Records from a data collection
▼▼▼

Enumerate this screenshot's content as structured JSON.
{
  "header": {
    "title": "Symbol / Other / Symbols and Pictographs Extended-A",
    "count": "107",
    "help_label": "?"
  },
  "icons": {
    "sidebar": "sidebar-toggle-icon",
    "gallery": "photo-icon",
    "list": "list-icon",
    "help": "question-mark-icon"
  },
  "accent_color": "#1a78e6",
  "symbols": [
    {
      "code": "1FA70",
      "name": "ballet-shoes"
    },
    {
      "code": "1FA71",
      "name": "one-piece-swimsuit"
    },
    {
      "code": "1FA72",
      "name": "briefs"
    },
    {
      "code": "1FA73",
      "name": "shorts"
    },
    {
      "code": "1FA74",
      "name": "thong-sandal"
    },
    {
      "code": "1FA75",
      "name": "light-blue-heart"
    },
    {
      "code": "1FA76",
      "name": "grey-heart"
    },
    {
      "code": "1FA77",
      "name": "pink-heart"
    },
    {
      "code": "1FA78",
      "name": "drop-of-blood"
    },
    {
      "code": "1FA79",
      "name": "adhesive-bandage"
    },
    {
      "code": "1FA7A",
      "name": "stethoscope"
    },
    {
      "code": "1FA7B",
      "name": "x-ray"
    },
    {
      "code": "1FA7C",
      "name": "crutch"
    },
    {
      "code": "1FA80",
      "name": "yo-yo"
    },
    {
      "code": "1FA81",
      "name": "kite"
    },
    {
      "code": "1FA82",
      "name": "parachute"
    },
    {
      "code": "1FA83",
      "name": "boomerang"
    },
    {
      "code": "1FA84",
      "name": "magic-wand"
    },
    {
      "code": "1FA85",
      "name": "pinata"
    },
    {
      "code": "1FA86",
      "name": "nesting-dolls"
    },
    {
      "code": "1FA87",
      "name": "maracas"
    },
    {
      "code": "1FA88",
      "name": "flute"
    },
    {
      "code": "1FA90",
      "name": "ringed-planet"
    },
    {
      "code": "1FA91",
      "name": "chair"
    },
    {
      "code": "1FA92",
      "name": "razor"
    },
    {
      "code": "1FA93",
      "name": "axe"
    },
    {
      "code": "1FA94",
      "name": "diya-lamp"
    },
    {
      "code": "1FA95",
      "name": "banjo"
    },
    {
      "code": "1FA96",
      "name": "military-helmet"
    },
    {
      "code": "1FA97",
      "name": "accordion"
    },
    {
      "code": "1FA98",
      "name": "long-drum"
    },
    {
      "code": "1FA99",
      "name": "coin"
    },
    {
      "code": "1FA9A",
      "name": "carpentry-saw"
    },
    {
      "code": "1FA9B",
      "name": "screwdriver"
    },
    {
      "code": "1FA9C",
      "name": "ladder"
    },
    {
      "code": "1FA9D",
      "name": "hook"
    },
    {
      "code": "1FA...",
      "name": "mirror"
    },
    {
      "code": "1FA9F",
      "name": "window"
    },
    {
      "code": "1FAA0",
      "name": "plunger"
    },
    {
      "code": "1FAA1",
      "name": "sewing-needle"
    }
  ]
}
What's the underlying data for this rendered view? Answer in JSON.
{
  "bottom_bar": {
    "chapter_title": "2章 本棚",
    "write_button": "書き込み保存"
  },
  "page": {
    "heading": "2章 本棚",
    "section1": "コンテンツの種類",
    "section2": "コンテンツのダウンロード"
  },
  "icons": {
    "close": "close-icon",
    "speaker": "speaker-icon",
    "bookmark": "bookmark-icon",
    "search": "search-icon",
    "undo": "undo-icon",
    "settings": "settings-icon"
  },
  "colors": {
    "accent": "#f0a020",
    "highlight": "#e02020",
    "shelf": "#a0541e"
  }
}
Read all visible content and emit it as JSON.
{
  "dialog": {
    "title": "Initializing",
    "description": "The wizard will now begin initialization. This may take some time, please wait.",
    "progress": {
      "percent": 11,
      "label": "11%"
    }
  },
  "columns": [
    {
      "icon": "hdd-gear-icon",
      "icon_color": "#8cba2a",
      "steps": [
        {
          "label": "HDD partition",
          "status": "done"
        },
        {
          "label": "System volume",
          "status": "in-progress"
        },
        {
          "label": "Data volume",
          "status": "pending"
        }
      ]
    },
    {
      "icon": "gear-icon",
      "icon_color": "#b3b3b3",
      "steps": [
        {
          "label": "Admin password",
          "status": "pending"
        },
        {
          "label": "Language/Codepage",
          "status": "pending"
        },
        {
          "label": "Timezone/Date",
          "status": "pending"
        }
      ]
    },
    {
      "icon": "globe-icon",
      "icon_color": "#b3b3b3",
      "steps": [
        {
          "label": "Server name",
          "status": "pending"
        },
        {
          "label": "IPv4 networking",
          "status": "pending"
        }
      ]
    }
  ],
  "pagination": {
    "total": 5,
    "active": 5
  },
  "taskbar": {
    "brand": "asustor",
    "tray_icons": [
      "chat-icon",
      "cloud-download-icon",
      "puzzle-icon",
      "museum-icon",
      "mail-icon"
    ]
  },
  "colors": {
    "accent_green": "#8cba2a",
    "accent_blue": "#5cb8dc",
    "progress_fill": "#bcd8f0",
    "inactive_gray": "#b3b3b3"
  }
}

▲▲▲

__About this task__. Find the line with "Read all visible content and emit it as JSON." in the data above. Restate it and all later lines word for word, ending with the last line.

__Answer below__.
Read all visible content and emit it as JSON.
{
  "dialog": {
    "title": "Initializing",
    "description": "The wizard will now begin initialization. This may take some time, please wait.",
    "progress": {
      "percent": 11,
      "label": "11%"
    }
  },
  "columns": [
    {
      "icon": "hdd-gear-icon",
      "icon_color": "#8cba2a",
      "steps": [
        {
          "label": "HDD partition",
          "status": "done"
        },
        {
          "label": "System volume",
          "status": "in-progress"
        },
        {
          "label": "Data volume",
          "status": "pending"
        }
      ]
    },
    {
      "icon": "gear-icon",
      "icon_color": "#b3b3b3",
      "steps": [
        {
          "label": "Admin password",
          "status": "pending"
        },
        {
          "label": "Language/Codepage",
          "status": "pending"
        },
        {
          "label": "Timezone/Date",
          "status": "pending"
        }
      ]
    },
    {
      "icon": "globe-icon",
      "icon_color": "#b3b3b3",
      "steps": [
        {
          "label": "Server name",
          "status": "pending"
        },
        {
          "label": "IPv4 networking",
          "status": "pending"
        }
      ]
    }
  ],
  "pagination": {
    "total": 5,
    "active": 5
  },
  "taskbar": {
    "brand": "asustor",
    "tray_icons": [
      "chat-icon",
      "cloud-download-icon",
      "puzzle-icon",
      "museum-icon",
      "mail-icon"
    ]
  },
  "colors": {
    "accent_green": "#8cba2a",
    "accent_blue": "#5cb8dc",
    "progress_fill": "#bcd8f0",
    "inactive_gray": "#b3b3b3"
  }
}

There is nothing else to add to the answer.